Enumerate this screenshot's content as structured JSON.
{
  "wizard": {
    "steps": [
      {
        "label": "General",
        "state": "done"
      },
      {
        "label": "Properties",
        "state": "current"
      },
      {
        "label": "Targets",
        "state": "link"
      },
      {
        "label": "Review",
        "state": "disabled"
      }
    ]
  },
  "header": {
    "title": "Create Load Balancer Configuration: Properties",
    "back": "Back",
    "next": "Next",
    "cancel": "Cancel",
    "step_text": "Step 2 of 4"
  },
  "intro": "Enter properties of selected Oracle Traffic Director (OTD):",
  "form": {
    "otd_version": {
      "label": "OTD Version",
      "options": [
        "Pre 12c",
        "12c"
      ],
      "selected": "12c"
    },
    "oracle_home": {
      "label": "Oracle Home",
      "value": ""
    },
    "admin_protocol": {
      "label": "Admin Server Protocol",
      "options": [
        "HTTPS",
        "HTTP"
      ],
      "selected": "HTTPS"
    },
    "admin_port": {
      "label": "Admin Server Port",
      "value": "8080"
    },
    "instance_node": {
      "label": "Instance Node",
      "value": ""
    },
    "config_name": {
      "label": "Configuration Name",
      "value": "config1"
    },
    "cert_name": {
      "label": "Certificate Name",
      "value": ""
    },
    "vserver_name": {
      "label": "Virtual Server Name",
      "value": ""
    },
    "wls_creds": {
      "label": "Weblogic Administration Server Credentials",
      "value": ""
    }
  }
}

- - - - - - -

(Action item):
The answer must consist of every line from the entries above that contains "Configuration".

(Output of the task):
    "title": "Create Load Balancer Configuration: Properties",
      "label": "Configuration Name",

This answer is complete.